Miliband, who attended Tuesday's U.S.-sponsored peace conference in Annapolis, Maryland, told lawmakers he was cautiously optimistic about a deal leading toward an independent Palestinian state.
"The conference represents a determined attempt by both sides, and by the United States, to break the cycle of violence and discord," Miliband told lawmakers at the House of Commons. "Its significance comes as much from the attendance list as from its results."
Palestinian President Mahmoud Abbas and Israeli Prime Minister Ehud Olmert agreed to resume long-stalled talks and hold a review conference in Moscow early in 2008. A second meeting on progress will be held in London later next year, Miliband said.
He rejected criticism that the Annapolis talks lacked legitimacy because of the exclusion of Hamas, the militant Palestinian faction which holds power in Gaza.
Abbas represents all Palestinians, Miliband said. But he acknowledged that "the road from Annapolis will be hard."
Britain has promised US$500million (Ђ336million) in economic aid for the Palestinians if security can be improved.

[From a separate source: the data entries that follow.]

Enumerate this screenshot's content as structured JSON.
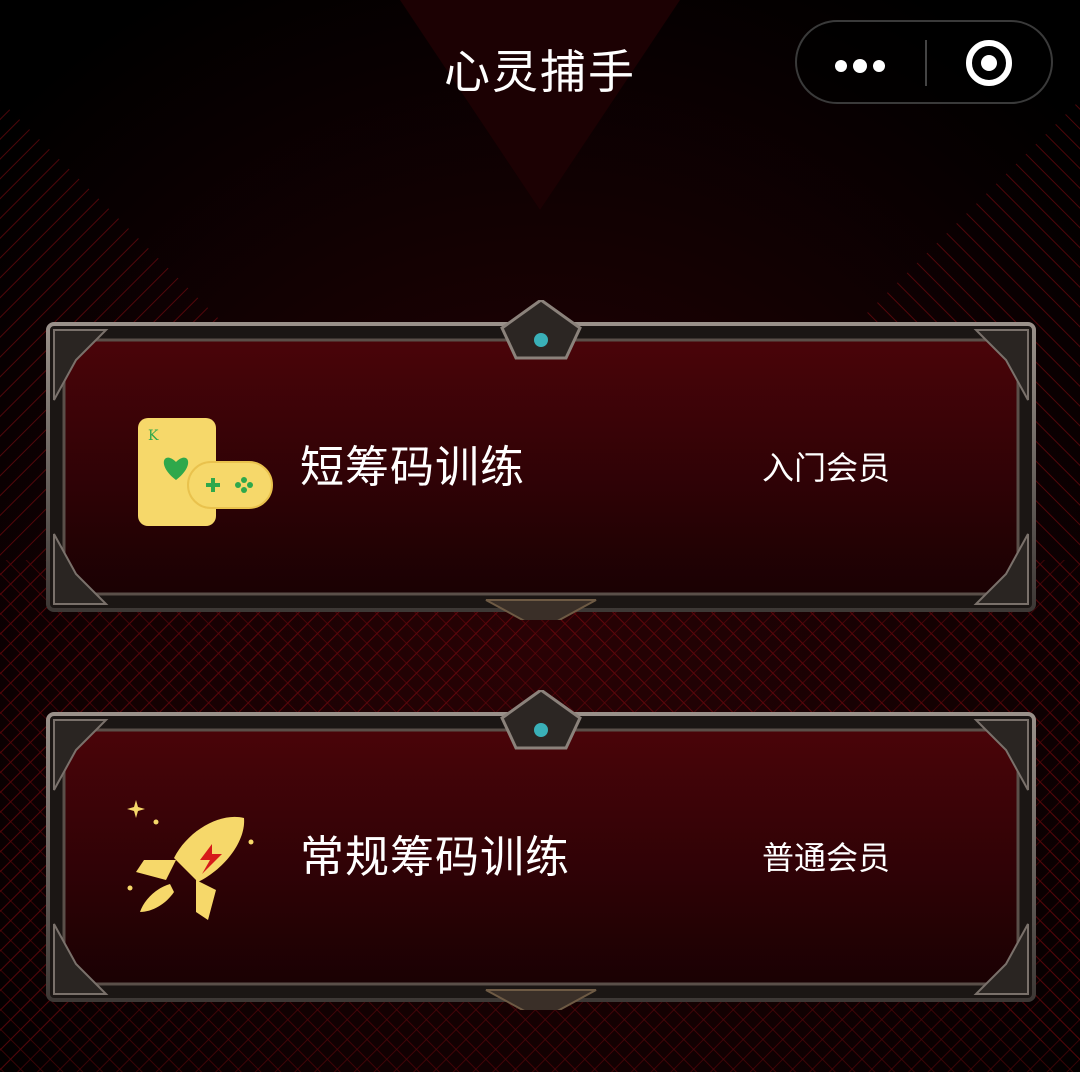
{
  "header": {
    "title": "心灵捕手"
  },
  "capsule": {
    "more_icon": "more-dots-icon",
    "close_icon": "target-close-icon"
  },
  "cards": [
    {
      "title": "短筹码训练",
      "level": "入门会员",
      "icon": "playing-card-gamepad-icon"
    },
    {
      "title": "常规筹码训练",
      "level": "普通会员",
      "icon": "rocket-icon"
    }
  ],
  "colors": {
    "background": "#000000",
    "card_fill": "#3a0306",
    "card_border": "#6e6560",
    "accent_red": "#c4101a",
    "icon_yellow": "#f6d86a",
    "icon_green": "#2fa84b",
    "text": "#ffffff"
  }
}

Scientists unveiled a few curious details about the skeletal remains from the black sarcophagus that was found in Alexandria, Egypt